President Ernest Bai Koroma will today address Parliament at the fourth session of the Fourth Parliament of the Second Republic of Sierra Leone. A guard of honour will be mounted by a detachment of the Republic of Sierra Leone Armed Forces at the Fore Court of Parliament building, Tower Hill, in line with parliamentary tradition.
President Koroma, who is serving his second and final term in office, is expected to talk on diverse issues including the post-Ebola recovery plan and the resilience of the nation in defeating Ebola.
The event was a somber one last year as Sierra Leone was recording one of the highest Ebola infection cases in sub-region, with dozens of deaths daily.
President Koroma said last year that in 2013 we did not have an Ebola outbreak, and that no one thought a deadly virus would strike our sub-region andcause so much tragedy, disrupt so many plans, and put at grave risk the verysurvival of our nation.
He promised the nation that his government would work on reviewing the national health system, developing a public health master plan, establish a decentralised Directorate for Environmental Sanitation and Hygiene, promote in-country post-graduate medical education, improve hospital management through redeployment of doctors from mainstream administration to their core functions.
President Koroma also informed the nation that he knew majority of our compatriots were dedicated to fighting Ebola, although there were some within and outside the country who sought corrupt capital out of the outbreak, thus warning that such persons would be brought to book, although we are yet to see that happen.
He further said: "As part of government's commitment to the recommendations of the Truth and Reconciliation Commission's (TRC) report, physical verification of a residual caseload of 1,618 Severely War Wounded Victims has been completed and government has approved the sum of Le6.138 billion to provide rehabilitation grants to the verified victims."

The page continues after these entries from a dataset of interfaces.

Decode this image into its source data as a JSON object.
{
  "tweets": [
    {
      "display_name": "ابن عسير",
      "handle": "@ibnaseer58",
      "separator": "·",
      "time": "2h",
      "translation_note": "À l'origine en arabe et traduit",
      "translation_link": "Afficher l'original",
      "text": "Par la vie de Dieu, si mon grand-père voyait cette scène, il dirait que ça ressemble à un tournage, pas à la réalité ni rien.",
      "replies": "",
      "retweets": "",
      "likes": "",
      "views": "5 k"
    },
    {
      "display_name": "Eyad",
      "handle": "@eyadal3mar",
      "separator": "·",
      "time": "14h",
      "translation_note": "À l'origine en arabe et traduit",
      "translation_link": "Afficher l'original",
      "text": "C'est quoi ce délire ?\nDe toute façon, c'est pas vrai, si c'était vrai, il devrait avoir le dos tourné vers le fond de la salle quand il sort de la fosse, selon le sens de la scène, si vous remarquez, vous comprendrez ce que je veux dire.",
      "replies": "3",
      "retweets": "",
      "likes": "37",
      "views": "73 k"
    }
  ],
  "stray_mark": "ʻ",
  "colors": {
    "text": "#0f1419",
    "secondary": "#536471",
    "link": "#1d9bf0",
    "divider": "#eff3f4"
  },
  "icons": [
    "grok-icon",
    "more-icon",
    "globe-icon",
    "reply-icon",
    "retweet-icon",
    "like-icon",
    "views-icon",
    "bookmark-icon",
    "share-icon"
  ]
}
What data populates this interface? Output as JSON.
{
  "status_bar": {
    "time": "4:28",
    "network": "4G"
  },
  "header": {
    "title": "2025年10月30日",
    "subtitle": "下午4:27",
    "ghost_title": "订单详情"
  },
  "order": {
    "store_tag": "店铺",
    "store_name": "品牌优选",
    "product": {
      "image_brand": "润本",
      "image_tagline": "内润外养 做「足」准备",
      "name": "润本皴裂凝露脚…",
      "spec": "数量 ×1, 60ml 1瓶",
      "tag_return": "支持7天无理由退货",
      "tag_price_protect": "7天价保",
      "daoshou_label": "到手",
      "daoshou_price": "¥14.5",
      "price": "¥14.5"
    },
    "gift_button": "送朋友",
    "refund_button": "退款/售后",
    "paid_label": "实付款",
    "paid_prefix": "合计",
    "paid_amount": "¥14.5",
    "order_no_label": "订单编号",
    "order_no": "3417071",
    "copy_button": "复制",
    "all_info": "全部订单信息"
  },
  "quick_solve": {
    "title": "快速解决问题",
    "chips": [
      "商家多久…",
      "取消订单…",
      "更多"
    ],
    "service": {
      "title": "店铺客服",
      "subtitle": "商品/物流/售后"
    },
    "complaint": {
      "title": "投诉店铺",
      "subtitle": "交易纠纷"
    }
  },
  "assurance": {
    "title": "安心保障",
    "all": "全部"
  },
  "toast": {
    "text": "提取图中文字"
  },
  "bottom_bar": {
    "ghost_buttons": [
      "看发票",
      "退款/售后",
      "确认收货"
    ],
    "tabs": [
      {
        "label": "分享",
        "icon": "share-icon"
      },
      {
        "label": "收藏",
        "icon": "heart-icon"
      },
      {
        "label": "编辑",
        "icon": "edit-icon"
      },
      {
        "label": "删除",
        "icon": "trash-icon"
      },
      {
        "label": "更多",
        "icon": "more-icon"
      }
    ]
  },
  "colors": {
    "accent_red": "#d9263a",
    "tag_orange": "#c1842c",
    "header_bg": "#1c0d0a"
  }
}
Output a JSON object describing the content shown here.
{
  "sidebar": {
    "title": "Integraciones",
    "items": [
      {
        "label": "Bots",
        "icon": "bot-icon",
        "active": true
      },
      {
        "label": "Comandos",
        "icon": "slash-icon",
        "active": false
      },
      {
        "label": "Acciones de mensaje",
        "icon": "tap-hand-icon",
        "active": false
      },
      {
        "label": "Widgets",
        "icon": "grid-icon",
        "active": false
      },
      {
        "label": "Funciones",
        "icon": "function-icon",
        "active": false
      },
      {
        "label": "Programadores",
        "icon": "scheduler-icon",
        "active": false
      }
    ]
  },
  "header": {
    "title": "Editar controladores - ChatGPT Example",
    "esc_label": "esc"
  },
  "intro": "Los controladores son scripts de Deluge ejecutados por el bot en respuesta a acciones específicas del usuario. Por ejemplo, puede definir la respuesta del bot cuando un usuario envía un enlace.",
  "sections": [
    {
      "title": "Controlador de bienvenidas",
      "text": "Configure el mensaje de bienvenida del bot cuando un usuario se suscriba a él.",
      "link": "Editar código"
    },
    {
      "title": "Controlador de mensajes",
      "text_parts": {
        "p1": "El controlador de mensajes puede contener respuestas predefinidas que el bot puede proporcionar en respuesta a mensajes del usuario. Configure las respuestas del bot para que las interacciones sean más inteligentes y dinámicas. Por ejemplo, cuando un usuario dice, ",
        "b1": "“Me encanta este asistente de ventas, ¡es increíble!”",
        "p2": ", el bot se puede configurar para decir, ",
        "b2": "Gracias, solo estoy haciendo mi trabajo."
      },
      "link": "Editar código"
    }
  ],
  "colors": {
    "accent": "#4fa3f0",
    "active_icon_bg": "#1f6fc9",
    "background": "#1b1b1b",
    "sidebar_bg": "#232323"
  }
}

However, about two weeks ago a group of war wounded gathered few meters away from State House, by the National Electoral Commission offices, to protest that they were not being treated fairly and would like to have audience with the President.
The president also disclosed that Cabinet had approved the Child Welfare Policy as a framework for strengthening child protection systems, while the Alternative Care Policy, which seeks to remove children from the streets, had also been developed and approved by Cabinet.
But if the President were to go around the city now he would see a sad spectacle of child beggars and pregnant teenage girls.
President Koroma had also reminded women that, "Whilst I await the passing of the 30% Quota Bill by this Honourable House, my Government will continue to appoint more women to leadership roles in government agencies."
A year after the President made that pronouncement the Bill is yet to go through Parliament, although several Bills, including the Safe Abortion Act, have been passed recently.
Today, President Koroma is expected to tell the nation progress that has been made since last year, including ending the Ebola outbreak, as well as plans his government has to move the country forward, post-Ebola.